Addiction to being busy is popularly portrayed as a toxic feature of modernity. The acceleration of everyday life is nostalgically compared to the past, when life was supposedly simpler. Yet the question of how best to spend time has always been fiercely contested. The contemporary obsession with over-activity can be given some perspective by considering how humans have balanced periods of activity and repose over the course of history.
The Christmas season, of course, is an appropriate time of year to reflect on busyness. The time between Christmas and New Year should be a time for reflection and relaxation, but is often stressed. Rather than taking time out after the busyness of Christmas preparations, many of us find ourselves in a whirlwind of sales shopping, sporting activities, or visiting friends or family. One form of busyness is replaced by another. Being busy has become so ubiquitous it has come to mean everything and nothing. As more people identify with the problem of busyness, some of us seek advice from time management experts about how to manage our busy lives.
But data suggests that we are not as busy as we think we are. Social scientists who specialise in researching everyday time-use can compare trends in how we spend time from the 1960s onwards. The UK expert on time use, Jonathan Gershuny, claims that actual time spent in work has not increased since the 1960s – but what we mean by busyness has changed over time. In his view, busyness has become a badge of honour.
There are a number of reasons for this change in definition. More women in the workforce means that more households have to juggle both partners working with the demands of domestic routines. Meanwhile, social prestige is associated with being busy and, as we often experience at Christmas, leisure time has become more of an intensive experience.
Busyness in the past
Despite the fact that it’s not possible to set up an experiment to test how life-work balance has changed over time, we should not assume that tensions about how to spend time are only relevant in the modern era. The diverse ways in which societies of the past negotiated their use of time is something I am discovering as part of my research on the social life of “busyness”.
In his classic essay, Time, Work-Discipline and Industrial Capitalism, the historian EP Thompson described how the victory of labour over leisure was one of the most significant achievements of industrialisation, yet one that was fiercely contested. It was a conflict, then, that existed before the industrial revolution.
Deliberations about how time should be spent are fundamental in philosophy and religion. The division between work and leisure is a key theme of both ancient Greek and early Judo-Christian philosophy. Aristotle, for example, argued that virtue was obtainable through contemplation, and not through endless activity.
The distinction between different paces of activity is also a key theme in the development of Western religious doctrine. In the Bible’s Book of Genesis, it is described how God turned the ground hard in order that Adam had to perform arduous labour to cultivate the Earth – as a punishment for original sin. And the Jewish commandment to keep the Sabbath is intended for religious observation unhindered by work.

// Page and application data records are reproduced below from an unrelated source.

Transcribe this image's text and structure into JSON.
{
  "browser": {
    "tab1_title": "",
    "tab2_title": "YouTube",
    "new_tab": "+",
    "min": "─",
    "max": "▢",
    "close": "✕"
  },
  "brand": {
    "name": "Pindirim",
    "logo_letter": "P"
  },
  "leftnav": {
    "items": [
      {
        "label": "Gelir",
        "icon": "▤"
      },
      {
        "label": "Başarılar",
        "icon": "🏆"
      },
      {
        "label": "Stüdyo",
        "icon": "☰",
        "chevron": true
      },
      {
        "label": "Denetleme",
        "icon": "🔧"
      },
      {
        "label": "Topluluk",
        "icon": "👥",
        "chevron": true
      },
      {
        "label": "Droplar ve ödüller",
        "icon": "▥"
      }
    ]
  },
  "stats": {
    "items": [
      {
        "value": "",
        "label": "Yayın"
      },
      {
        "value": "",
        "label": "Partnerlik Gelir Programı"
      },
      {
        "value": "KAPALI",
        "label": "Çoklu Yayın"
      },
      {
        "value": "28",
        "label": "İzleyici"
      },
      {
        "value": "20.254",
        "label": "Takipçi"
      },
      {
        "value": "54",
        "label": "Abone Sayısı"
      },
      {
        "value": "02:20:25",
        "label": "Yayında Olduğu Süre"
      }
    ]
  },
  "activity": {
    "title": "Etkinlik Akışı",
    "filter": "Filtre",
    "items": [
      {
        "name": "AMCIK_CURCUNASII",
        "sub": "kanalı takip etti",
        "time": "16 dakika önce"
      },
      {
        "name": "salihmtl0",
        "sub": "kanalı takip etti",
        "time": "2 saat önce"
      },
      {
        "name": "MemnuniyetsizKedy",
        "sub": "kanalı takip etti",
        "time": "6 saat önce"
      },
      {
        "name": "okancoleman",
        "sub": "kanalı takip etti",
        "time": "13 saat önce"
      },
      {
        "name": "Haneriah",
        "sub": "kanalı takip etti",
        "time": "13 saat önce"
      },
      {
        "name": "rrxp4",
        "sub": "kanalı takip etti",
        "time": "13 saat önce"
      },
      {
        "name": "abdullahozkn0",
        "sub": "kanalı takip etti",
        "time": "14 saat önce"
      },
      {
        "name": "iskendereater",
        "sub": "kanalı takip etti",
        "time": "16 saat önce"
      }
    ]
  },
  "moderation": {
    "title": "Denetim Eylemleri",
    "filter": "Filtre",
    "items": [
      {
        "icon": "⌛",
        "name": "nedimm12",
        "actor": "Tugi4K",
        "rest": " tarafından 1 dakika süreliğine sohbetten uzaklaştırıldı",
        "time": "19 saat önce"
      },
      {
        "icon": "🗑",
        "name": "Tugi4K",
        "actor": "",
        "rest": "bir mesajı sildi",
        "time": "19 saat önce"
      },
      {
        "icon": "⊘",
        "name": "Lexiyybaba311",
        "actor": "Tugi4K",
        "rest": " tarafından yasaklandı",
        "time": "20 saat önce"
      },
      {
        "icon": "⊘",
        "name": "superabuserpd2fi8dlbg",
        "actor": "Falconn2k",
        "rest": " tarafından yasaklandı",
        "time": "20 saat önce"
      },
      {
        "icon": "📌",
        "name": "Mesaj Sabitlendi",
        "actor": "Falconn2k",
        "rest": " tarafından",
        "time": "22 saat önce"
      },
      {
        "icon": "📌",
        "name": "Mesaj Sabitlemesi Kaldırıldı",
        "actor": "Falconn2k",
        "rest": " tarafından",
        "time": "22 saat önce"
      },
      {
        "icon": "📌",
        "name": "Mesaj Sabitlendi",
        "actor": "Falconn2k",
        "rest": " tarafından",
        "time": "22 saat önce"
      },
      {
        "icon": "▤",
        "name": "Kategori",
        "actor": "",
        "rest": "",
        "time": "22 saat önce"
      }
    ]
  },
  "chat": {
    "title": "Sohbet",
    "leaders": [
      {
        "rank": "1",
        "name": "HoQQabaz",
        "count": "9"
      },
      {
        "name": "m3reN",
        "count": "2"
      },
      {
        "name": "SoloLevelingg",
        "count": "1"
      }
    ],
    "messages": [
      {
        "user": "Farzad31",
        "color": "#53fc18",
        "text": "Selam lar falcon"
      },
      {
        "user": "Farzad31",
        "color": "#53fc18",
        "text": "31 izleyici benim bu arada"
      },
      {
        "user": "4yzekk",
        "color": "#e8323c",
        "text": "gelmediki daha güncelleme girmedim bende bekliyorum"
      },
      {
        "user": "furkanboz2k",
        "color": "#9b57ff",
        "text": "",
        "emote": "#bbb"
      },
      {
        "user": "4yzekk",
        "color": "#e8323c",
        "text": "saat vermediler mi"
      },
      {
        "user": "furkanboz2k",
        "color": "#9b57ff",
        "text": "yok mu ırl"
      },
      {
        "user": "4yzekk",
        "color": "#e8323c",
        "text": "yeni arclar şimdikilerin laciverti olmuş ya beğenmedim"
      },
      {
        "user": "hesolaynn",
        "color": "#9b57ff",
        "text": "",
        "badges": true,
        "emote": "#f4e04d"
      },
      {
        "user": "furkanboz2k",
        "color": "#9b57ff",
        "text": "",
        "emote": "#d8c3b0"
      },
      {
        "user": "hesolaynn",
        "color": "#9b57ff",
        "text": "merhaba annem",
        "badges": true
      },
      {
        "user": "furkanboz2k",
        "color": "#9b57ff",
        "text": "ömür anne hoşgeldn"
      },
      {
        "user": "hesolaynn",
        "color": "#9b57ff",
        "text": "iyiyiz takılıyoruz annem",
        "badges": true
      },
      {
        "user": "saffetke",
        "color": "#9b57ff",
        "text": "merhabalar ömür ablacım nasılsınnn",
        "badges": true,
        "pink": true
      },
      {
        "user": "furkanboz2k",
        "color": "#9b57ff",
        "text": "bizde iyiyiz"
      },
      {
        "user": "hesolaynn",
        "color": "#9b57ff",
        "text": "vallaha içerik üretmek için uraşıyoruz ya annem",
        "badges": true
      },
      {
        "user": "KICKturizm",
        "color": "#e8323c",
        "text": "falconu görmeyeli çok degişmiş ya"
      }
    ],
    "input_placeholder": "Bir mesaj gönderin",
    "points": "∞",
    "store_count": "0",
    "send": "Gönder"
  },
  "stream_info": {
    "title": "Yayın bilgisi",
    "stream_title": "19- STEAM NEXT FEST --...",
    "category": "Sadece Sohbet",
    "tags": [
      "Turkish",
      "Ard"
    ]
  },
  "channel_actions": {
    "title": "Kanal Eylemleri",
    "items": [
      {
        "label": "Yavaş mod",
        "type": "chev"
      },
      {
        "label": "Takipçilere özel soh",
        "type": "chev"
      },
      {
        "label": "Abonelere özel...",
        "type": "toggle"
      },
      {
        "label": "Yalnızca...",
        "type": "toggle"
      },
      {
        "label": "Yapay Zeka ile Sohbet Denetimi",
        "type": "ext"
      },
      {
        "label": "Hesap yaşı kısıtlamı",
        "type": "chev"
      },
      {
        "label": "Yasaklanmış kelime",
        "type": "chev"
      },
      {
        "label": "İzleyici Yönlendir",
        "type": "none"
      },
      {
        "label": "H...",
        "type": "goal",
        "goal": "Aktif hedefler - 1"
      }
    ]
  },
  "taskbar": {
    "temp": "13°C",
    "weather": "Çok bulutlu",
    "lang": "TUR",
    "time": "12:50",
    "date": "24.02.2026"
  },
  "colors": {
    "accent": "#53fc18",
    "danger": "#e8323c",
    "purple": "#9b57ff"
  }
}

The tension between activity and reflection is not one that can be easily resolved. It takes on different forms at different historical times. One of the most celebrated accounts of this is the German sociologist Max Weber’s explanation of the diligence of the Protestant work ethic and its importance in the development of capitalism. Weber describes the value of work as thought of by Calvinists as not a punishment for sin, but an expression of virtue and closeness to God.
But the dominance of capitalist modes of production did not do away with the idea that inactivity can be equally virtuous. EP Thompson explains that in the 19th century, moral debates about time recognised the value of hard work but also the necessity of marking time well. Historical debates about time and activity do not provide absolute clarity of how time should be spent, but highlight that different qualities of activity are equally valid.
Learning from the past
Returning to contemporary times, it is clear that our obsession with busyness is different from the Protestant work ethic: we find it difficult to balance hard work with our domestic chores and taxing social calendars. No longer do we counterpoise intensive work activity with time for repose – now “rest” is often just as hard work. This is particularly the case when the intensity of festive activities can overshadow the idea of the holiday period as a time of rest.
Busyness also points to another distinctive trait of modern everyday life: busyness is relational. Busy working and family lives involve juggling multiple responsibilities. Tensions about busyness are often to do with a lack of autonomy. We do not have time for ourselves as we rush around doing things for other people. We also use the excuse of being busy in order not to do things for each other, either at work or home.
The difference in how time is managed in the 21st compared to the 19th century, is that for many people, discipline around time is not imposed through organisational structures. The flexibility of contemporary work, including when and where we work, is unlike the imposition of clock-time discipline during the industrial revolution. Instead, we are expected to take control of our own lives, and managing this responsibility and our relationships with others is busy work.
If you do take time to reflect on your busy life, bear in mind that the solution may not necessarily be about how you manage your time, but rather how you manage your relationships with others. The biblical commandment to mark time well is a collective act, not an individual one. This is an important lesson about time we can take from the past.
Clare Holdsworth, Professor of Social Geography, Keele University.
This article first appeared on The Conversation.